Opening in May as a centerpiece of the anniversary year is a focused exhibition that features fourteen pivotal objects from across the Museum’s collections that illustrate the history of human civilization from prehistoric times through the present day. A Brief History of Humankind (May 1 – January 2, 2016) presents a series of seminal objects—from the first evidence of communal fire nearly 800,000 years ago, to early depictions of gods and goddesses, to the earliest evidence of writing, and finally to Albert Einstein’s original manuscript for the special theory of relativity—that each in its own way represents a turning point in the trajectory of civilized human history.

The second half of the anniversary year, opening in the fall, surveys the European roots of modern visual culture in Israel. Twilight Over Berlin (October 20, 2015 – March 26, 2016) features 50 masterworks that celebrate the avant-garde freedom that flourished in Germany in the first half of the 20th century. Among others, Expressionists Ernst Ludwig Kirchner and Emil Nolde and such Weimar-period innovators as Max Beckmann and Otto Dix are represented with works on loan from the Neue Nationalgalerie in Berlin through an institutional partnership that marks the concurrent celebration of 50 years of diplomatic relations between Israel and Germany. At the same time, the Museum presents companion exhibitions spotlighting the European modernist heritage that influenced the pioneers of modern Israeli typography, graphic arts, and architecture. Together, this ensemble of exhibitions amplifies the ways in which aesthetic traditions migrated from Europe to Palestine in the period before World War II and became foundational for the development of Israel’s visual culture and, in parallel, of the Museum itself.
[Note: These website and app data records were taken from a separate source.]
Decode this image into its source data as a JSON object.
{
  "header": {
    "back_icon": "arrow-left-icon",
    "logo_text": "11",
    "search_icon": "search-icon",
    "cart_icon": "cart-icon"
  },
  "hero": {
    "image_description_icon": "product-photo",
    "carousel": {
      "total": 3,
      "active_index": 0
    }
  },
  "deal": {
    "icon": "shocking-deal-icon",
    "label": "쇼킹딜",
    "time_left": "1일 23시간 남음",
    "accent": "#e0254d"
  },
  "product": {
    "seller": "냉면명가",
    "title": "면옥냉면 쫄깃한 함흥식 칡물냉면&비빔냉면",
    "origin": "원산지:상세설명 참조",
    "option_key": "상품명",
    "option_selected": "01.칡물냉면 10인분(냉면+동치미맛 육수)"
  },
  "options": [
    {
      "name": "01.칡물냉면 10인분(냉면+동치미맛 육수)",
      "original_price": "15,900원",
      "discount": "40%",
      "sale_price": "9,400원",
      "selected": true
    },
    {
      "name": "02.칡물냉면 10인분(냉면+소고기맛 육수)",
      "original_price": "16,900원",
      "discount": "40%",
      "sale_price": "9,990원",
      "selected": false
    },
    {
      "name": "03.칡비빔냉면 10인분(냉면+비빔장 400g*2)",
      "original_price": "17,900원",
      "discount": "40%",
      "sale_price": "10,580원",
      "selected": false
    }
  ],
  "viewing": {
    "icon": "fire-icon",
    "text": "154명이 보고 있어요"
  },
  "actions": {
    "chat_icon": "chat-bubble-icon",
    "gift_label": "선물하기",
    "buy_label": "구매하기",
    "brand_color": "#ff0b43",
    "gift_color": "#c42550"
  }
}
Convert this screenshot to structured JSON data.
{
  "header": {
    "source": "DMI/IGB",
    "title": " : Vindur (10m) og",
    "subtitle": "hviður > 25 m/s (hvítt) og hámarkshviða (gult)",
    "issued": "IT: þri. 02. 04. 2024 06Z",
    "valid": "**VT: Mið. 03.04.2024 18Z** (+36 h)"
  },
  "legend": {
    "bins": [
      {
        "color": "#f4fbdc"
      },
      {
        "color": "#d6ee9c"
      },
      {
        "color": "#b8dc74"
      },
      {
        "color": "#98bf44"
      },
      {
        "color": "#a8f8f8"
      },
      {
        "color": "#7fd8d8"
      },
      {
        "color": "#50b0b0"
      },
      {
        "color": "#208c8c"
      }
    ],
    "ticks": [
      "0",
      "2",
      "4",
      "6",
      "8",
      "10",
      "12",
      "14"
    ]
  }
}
Coinciding with the Museum’s anniversary celebrations are two special installations in the Museum’s Shrine of the Book—home to the Dead Sea Scrolls—which opened to the public in April 1965 as a prelude to the inauguration of the Museum’s entire campus. On view beginning April 19, 2015, is a dedicated display examining the history of the Shrine itself, whose design by Frederic J. Kiesler and Armand P. Bartos has been lauded as an icon of international modernist architecture, as well as being the only permanently executed example of Kiesler’s trademark language of expressionist modernism. Additionally, as a contemporary counterpoint to the ancient history of the Dead Sea Scrolls, the world’s smallest Hebrew Bible, the Berrie Nano Bible created by the Russell Berrie Nanotechnology Institute of the Technion-Israel Institute of Technology, will go on view for the first time.